The Parsha we read on Shabbat Passover teaches 3 important lessons about leadership. The first lesson about leadership that we learn is that the leader needs to break the trail and be the one out front. The second lesson we learn is the necessity for openness and a willingness to hear feedback even when we don’t like what we are hearing.
At the very beginning of our Torah reading Moses turns to God and tells Him that the people want God to lead. That they want to know that He is in front of them. This is a lesson ingrained in many a soldier and team leader. One need look no further than the Israeli paratroopers motto “after me” to understand that leadership is not about telling others what to do. Rather leadership is about setting an example and giving others a path to follow.

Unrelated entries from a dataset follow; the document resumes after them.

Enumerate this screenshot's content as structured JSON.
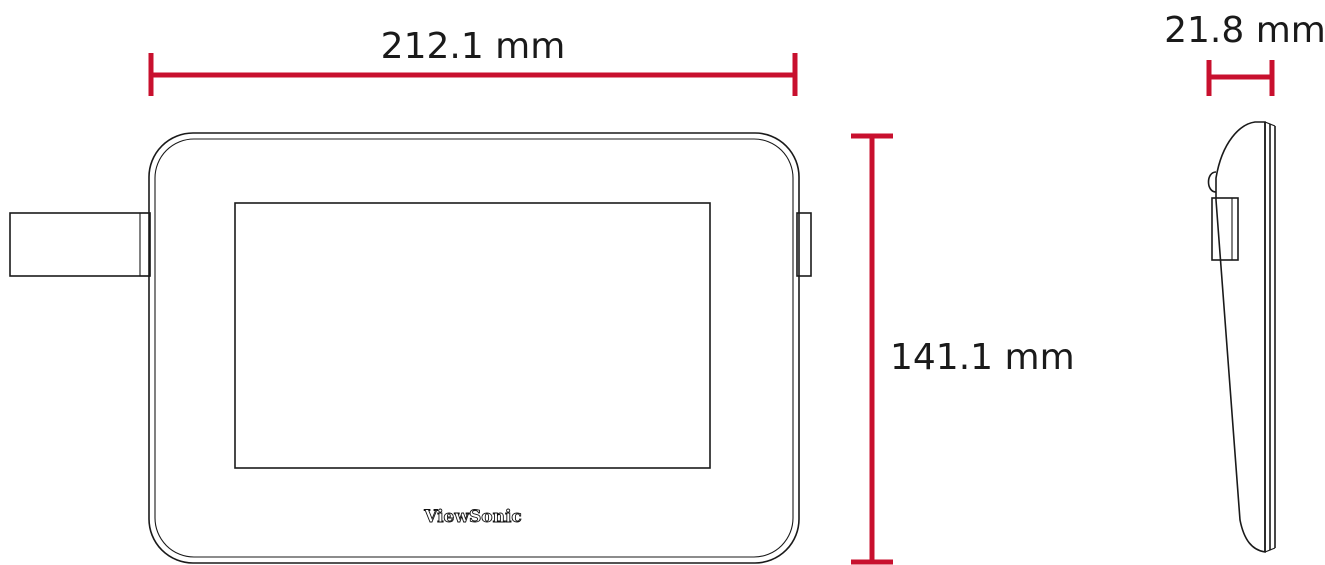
{
  "dimensions": {
    "width_label": "212.1 mm",
    "height_label": "141.1 mm",
    "depth_label": "21.8 mm"
  },
  "device": {
    "brand": "ViewSonic"
  },
  "colors": {
    "dimension_line": "#c8102e",
    "outline": "#1a1a1a",
    "background": "#ffffff"
  }
}
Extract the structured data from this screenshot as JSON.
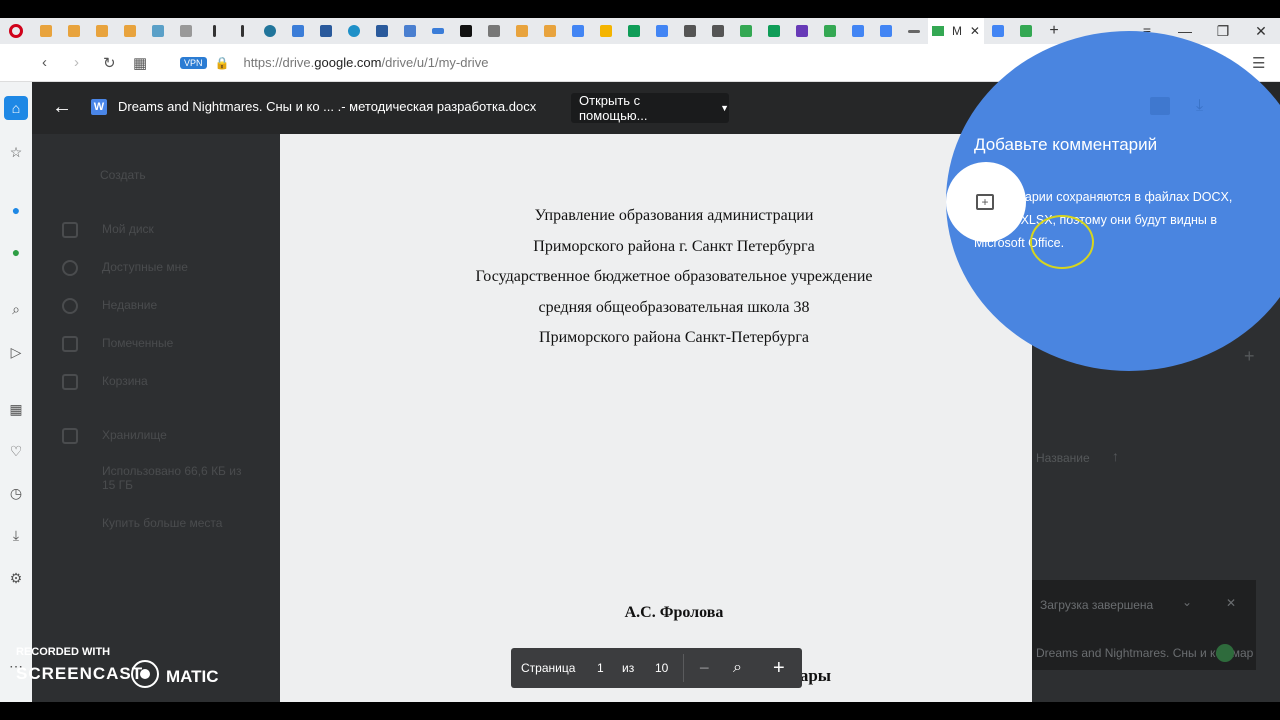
{
  "browser": {
    "url_prefix": "https://drive.",
    "url_domain": "google.com",
    "url_path": "/drive/u/1/my-drive",
    "vpn_label": "VPN",
    "active_tab_label": "M"
  },
  "drive": {
    "create_label": "Создать",
    "nav_items": [
      "Мой диск",
      "Доступные мне",
      "Недавние",
      "Помеченные",
      "Корзина",
      "Хранилище"
    ],
    "storage_text": "Использовано 66,6 КБ из 15 ГБ",
    "buy_more": "Купить больше места",
    "sort_label": "Название",
    "upload_status": "Загрузка завершена",
    "upload_file": "Dreams and Nightmares. Сны и кошмар"
  },
  "viewer": {
    "title": "Dreams and Nightmares. Сны и ко ... .- методическая разработка.docx",
    "open_with": "Открыть с помощью...",
    "file_icon_letter": "W"
  },
  "document": {
    "header_lines": [
      "Управление образования администрации",
      "Приморского района г. Санкт Петербурга",
      "Государственное бюджетное образовательное учреждение",
      "средняя общеобразовательная школа 38",
      "Приморского района Санкт-Петербурга"
    ],
    "author": "А.С. Фролова",
    "doc_title": "Dreams and Nightmares. Сны и кошмары"
  },
  "pager": {
    "page_label": "Страница",
    "current": "1",
    "of_label": "из",
    "total": "10"
  },
  "comment_tip": {
    "title": "Добавьте комментарий",
    "text": "Комментарии сохраняются в файлах DOCX, PPTX и XLSX, поэтому они будут видны в Microsoft Office."
  },
  "watermark": {
    "line1": "RECORDED WITH",
    "brand_left": "SCREENCAST",
    "brand_right": "MATIC"
  }
}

True leadership sets the example, showing others the most honest and direct path towards their goals.
What is interesting here is that Moses is giving feedback and advice to God. And God is open to Moses’ comments. He realizes that the people, as his followers, need to see that God is with them. It is not enough for Moses to tell them that God is with him.
The third lesson we learn in this Parsha is that, while we may have favorites amongst our followers, favoritism in and of itself can be problematic. Concentrating on those we favor can cause us to forget or ignore the needs of the rest of our family or team. Those who are just as deserving of our attention, praise, and love. And often those people are just as much (and sometimes even more) in need of our leadership and attention than those whom we see in the best of light.
And this is a lesson we can all take the heart as we try and lead our families and companies in these trying times. Our children, our followers, need to see our example and know we have set them on the right path. But we must also be open to hearing the feedback they give and adapting ourselves to their needs. We must acknowledge that, while we may have favorites, we are leading all of them and they all need our love and attention.
On this Passover it is more important than ever that we recognize the true meaning of leadership in our families, our businesses, and our countries. Leadership is not just telling others to stay at home but it is also keeping distance while trying to bring others closer. Leadership is about setting the example and making sure we stay connected no matter whom we favor or how far apart we are.